-- Criminal sexual conduct (CSC), assault with intent to commit CSC, or an attempt to commit CSC, in any degree.
-- A felony involving a criminal assault or battery on an individual.
-- A crime involving felonious assault on a child, first-degree child abuse, cruelty, torture, or indecent exposure involving a child.
-- A felony involving the manufacture, distribution, or dispensing of a controlled substance or possession with intent to engage in any of those activities.
-- A felony conviction involving fraud as an element of the crime.
-- Operating a vehicle while intoxicated, while impaired, or with any bodily amount of a Schedule 1 controlled substance or cocaine.
-- Vulnerable adult abuse in any degree.
The MSP could charge a fee for the criminal history check. The fee could not exceed the actual and reasonable cost of conducting the check.
A transit service provider that fingerprinted employees would have to develop a written fingerprint policy and give the employees a written synopsis that described how fingerprints were taken, to whom they were sent, and how they were used.
The MSP would have to store and maintain all fingerprints submitted under the proposed act in an automated fingerprint identification system database that provided for an automatic notification when a subsequent criminal arrest fingerprint card submitted into the system matched a set of fingerprints previously submitted in accordance with the proposed act. Upon a match, the MSP would have to notify the applicable transit service provider immediately.
The bill would allow, but not require, a transit service provider to require fingerprinting and analysis of certain employees. The Department of State Police charges $49 ($30 State, $19 Federal) for each set of fingerprints analyzed for a criminal history background check through State and Federal data systems. This fee reflects the actual cost of this service to the Department.
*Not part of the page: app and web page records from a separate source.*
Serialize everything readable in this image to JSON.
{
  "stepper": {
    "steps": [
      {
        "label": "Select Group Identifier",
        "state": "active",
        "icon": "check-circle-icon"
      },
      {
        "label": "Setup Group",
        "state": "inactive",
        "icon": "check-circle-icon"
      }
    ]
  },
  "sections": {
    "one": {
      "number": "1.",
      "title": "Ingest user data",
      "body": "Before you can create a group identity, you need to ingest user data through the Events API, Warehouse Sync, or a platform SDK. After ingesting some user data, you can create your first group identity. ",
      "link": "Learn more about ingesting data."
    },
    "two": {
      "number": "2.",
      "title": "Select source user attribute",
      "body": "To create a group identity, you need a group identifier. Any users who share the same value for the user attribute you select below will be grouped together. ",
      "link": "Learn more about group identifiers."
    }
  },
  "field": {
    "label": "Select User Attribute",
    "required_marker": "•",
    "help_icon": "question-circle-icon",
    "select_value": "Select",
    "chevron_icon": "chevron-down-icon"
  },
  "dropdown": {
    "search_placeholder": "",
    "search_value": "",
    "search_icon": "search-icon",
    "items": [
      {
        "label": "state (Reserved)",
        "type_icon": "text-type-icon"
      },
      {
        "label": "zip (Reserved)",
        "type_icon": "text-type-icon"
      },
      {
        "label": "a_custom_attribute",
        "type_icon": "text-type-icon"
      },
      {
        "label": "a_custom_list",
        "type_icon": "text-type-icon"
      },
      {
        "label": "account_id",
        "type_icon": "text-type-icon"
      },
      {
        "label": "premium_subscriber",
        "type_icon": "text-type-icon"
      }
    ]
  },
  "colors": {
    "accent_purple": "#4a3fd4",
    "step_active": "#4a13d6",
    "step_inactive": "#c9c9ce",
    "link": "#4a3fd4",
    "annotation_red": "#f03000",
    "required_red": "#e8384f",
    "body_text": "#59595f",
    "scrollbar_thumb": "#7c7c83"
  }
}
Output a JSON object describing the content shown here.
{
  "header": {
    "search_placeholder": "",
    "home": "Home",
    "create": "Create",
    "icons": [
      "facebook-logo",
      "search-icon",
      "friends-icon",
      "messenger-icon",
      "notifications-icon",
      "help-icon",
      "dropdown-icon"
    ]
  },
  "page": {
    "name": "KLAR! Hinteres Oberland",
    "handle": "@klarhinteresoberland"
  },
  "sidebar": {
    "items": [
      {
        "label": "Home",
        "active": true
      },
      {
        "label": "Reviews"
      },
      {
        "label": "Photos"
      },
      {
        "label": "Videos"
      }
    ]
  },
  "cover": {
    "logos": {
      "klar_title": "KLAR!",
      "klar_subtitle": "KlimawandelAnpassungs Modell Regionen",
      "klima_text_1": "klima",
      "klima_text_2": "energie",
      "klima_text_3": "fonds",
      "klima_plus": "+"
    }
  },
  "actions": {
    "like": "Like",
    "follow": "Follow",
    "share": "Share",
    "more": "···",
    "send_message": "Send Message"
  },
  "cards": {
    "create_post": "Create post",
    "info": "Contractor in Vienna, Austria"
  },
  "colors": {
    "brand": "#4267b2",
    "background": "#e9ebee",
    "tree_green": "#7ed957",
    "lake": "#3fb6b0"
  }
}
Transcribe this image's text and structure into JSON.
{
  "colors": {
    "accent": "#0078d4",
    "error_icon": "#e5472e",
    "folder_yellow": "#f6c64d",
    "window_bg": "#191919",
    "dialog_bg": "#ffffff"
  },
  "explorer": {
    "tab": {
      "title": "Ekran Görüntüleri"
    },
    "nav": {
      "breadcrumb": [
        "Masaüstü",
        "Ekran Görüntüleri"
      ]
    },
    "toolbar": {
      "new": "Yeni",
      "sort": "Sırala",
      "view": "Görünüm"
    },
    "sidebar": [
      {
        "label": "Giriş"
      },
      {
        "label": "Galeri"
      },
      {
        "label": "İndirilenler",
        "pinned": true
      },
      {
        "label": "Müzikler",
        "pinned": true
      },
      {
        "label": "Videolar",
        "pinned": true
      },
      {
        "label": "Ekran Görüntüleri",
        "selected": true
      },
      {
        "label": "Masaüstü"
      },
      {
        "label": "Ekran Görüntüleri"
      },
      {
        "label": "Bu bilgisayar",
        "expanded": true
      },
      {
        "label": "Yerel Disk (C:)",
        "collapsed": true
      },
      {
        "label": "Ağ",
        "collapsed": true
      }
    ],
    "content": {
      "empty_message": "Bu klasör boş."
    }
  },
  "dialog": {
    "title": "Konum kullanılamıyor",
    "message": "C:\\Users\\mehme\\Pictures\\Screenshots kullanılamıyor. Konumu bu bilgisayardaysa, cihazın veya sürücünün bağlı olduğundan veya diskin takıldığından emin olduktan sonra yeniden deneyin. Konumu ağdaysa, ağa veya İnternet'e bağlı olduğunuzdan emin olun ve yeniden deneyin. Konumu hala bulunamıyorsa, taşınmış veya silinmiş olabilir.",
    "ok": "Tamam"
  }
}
This analysis was prepared by nonpartisan Senate staff for use by the Senate in its deliberations and does not constitute an official statement of legislative intent.